But, Kalichman interjected, “this is not just an issue for China—it is an issue for us, too.”
Indeed, some members of the U.S. delegation seemed to see their nation’s experience reflected in the Chinese experience.
Elizabeth Heitman, an associate professor of medical ethics at Vanderbilt University Medical School, said that education in research ethics is far from consistent among universities in the United States. An example: Last year, she and Vanderbilt student Daniel Israel conducted a survey on education in research ethics at 60 major U.S. research universities. Despite strong follow-up efforts, they received only 25 responses. At a number of the schools, they were unable to find who, if anyone, was responsible for education in research ethics.
“Many institutions have a patchwork quilt—a little of this, a little of that,” Heitman said. “Sometimes there’s a recognizable pattern. Sometimes it’s just patches.”
Kalichman questioned whether conventional ethics education, by itself, could ever have the desired effect. The evidence suggests that it isn’t enough “to simply tell scientists that it’s wrong to lie, cheat, and steal,” he said.
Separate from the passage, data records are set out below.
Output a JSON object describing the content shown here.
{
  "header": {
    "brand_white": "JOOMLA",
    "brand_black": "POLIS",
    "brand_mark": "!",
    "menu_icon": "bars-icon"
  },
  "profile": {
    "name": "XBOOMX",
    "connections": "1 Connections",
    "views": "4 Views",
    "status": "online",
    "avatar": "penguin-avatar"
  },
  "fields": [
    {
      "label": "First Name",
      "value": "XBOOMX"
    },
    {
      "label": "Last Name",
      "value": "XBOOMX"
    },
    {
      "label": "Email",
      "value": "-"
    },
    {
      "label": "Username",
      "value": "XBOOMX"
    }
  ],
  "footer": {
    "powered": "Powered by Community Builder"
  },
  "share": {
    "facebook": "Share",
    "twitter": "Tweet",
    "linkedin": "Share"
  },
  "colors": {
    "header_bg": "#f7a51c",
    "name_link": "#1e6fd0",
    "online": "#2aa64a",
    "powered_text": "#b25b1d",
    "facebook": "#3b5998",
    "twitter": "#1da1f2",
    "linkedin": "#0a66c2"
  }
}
One session at the workshop focused on the potential value of informal education in cultivating improved ethics, with much of the discussion devoted to the importance of mentors in conveying values to a new generation. It was on this issue that the greatest gap appeared between the two delegations. To some of the Chinese, it seemed an unfamiliar concept—in a Confucian culture, they suggested, young people are schooled to respect their elders and their superiors, and to learn practices and values simply by following the examples set by their teachers and advisers.
Several of the Americans suggested that mentors and other sorts of informal education may help infuse the culture with ethics awareness in a way not possible in the classroom.
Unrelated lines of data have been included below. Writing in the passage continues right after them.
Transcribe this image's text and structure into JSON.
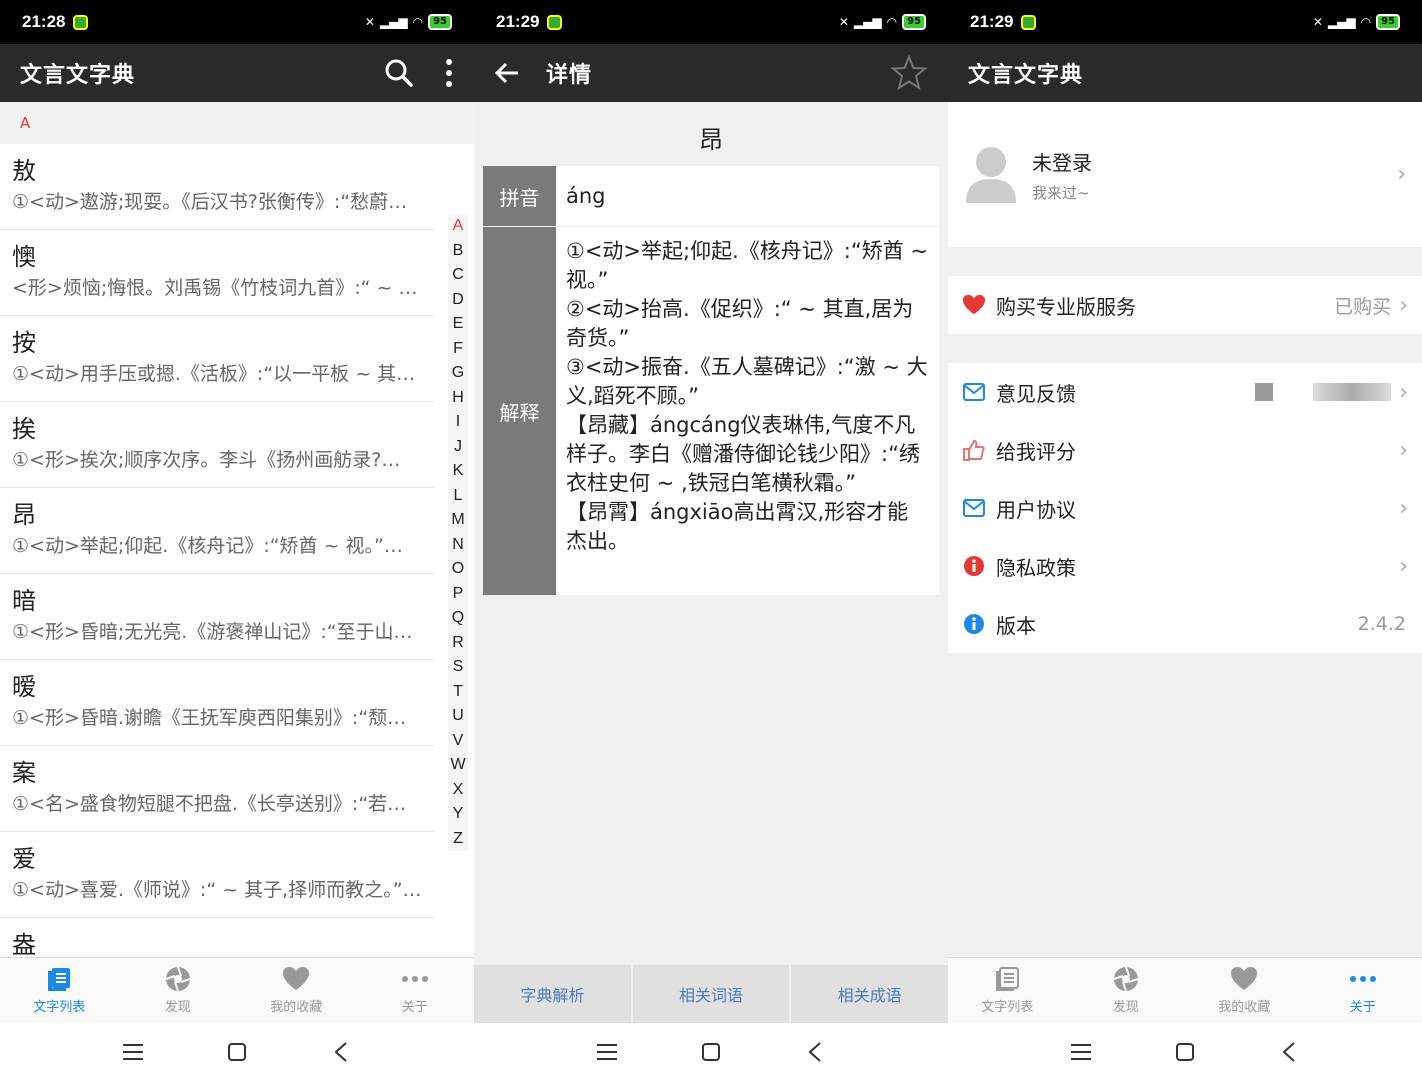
{
  "status": {
    "p1": {
      "time": "21:28"
    },
    "p2": {
      "time": "21:29"
    },
    "p3": {
      "time": "21:29"
    },
    "battery": "95"
  },
  "panel1": {
    "title": "文言文字典",
    "section": "A",
    "items": [
      {
        "char": "敖",
        "def": "①<动>遨游;现耍。《后汉书?张衡传》:“愁蔚…"
      },
      {
        "char": "懊",
        "def": "<形>烦恼;悔恨。刘禹锡《竹枝词九首》:“ ~ …"
      },
      {
        "char": "按",
        "def": "①<动>用手压或摁.《活板》:“以一平板 ~ 其…"
      },
      {
        "char": "挨",
        "def": "①<形>挨次;顺序次序。李斗《扬州画舫录?…"
      },
      {
        "char": "昂",
        "def": "①<动>举起;仰起.《核舟记》:“矫酋 ~ 视。”…"
      },
      {
        "char": "暗",
        "def": "①<形>昏暗;无光亮.《游褒禅山记》:“至于山…"
      },
      {
        "char": "暧",
        "def": "①<形>昏暗.谢瞻《王抚军庾西阳集别》:“颓…"
      },
      {
        "char": "案",
        "def": "①<名>盛食物短腿不把盘.《长亭送别》:“若…"
      },
      {
        "char": "爱",
        "def": "①<动>喜爱.《师说》:“ ~ 其子,择师而教之。”…"
      },
      {
        "char": "盎",
        "def": ""
      }
    ],
    "index": [
      "A",
      "B",
      "C",
      "D",
      "E",
      "F",
      "G",
      "H",
      "I",
      "J",
      "K",
      "L",
      "M",
      "N",
      "O",
      "P",
      "Q",
      "R",
      "S",
      "T",
      "U",
      "V",
      "W",
      "X",
      "Y",
      "Z"
    ]
  },
  "panel2": {
    "title": "详情",
    "word": "昂",
    "pinyin_label": "拼音",
    "pinyin": "áng",
    "explain_label": "解释",
    "explain": [
      "①<动>举起;仰起.《核舟记》:“矫酋 ~ 视。”",
      "②<动>抬高.《促织》:“ ~ 其直,居为奇货。”",
      "③<动>振奋.《五人墓碑记》:“激 ~ 大义,蹈死不顾。”",
      "【昂藏】ángcáng仪表琳伟,气度不凡样子。李白《赠潘侍御论钱少阳》:“绣衣柱史何 ~ ,铁冠白笔横秋霜。”",
      "【昂霄】ángxiāo高出霄汉,形容才能杰出。"
    ],
    "tabs": [
      "字典解析",
      "相关词语",
      "相关成语"
    ]
  },
  "panel3": {
    "title": "文言文字典",
    "profile_name": "未登录",
    "profile_sub": "我来过~",
    "pro_label": "购买专业版服务",
    "pro_value": "已购买",
    "feedback": "意见反馈",
    "rate": "给我评分",
    "agreement": "用户协议",
    "privacy": "隐私政策",
    "version_label": "版本",
    "version": "2.4.2"
  },
  "nav": [
    "文字列表",
    "发现",
    "我的收藏",
    "关于"
  ],
  "colors": {
    "accent": "#1e88e5",
    "red": "#e53935",
    "toolbar": "#2a2a2a"
  }
}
“It’s very important to have it in your environment…all the time, because the influence just emanates into the institution,” said Stanley G. Korenman, M.D., Associate Dean for Ethics and director of the Ethics and Regulatory Knowledge of the CTSA Program at the University of California-Los Angeles School of Medicine.
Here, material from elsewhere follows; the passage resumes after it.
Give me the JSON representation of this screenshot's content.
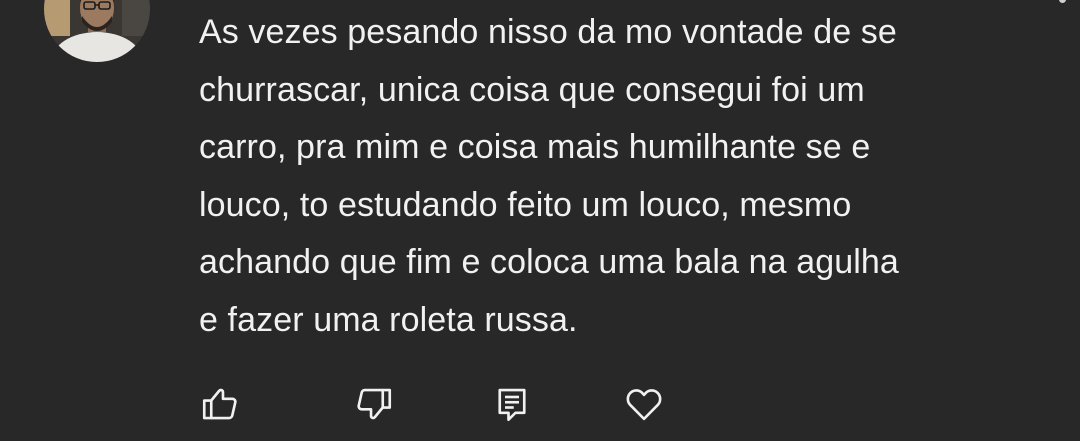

Added Kalichman: “We should be training scientists and preparing scientists so that they can ask questions and know where to go and what to do if they believe something is wrong…. We need to create an environment where people are talking about what it means to apply ethics in conducting research.”
The Next Step—Cooperation
Throughout the three days of the workshop, participants discussed an array of possible joint projects, and both delegations expressed a strong desire to work together on ethics education efforts that could have a tangible impact in each country.
Sun Mengxin, deputy director-general of CAST’s Department of International Affairs and one of the key-organizers of the workshop, said “it might be possible for our two organizations to join hands to develop a guidebook for students, and for scientists and researchers alike.”
The book should stress practical advice rather than theoretical discussion, Sun said. Such a book could include case studies and best practices in both countries, and could point to other resources, workshop participants said.
To explore these ideas, CAST and AAAS plan to establish a steering committee that would include experts from both nations. The committee also could serve to encourage other U.S.-Chinese engagement on research ethics.
“I have been touched by the high caliber of participation and the high quality of discussion,” Sun said as the meeting closed. “It is a very helpful dialogue that will contribute to understanding each other better.”
Frankel, who worked closely with Sun in organizing the event, shared that sentiment. “If the ideas and energy exchanged at this workshop can be applied to specific collaborative projects, then there will be much to look forward to by way of products that will aid the scientific communities in both countries.”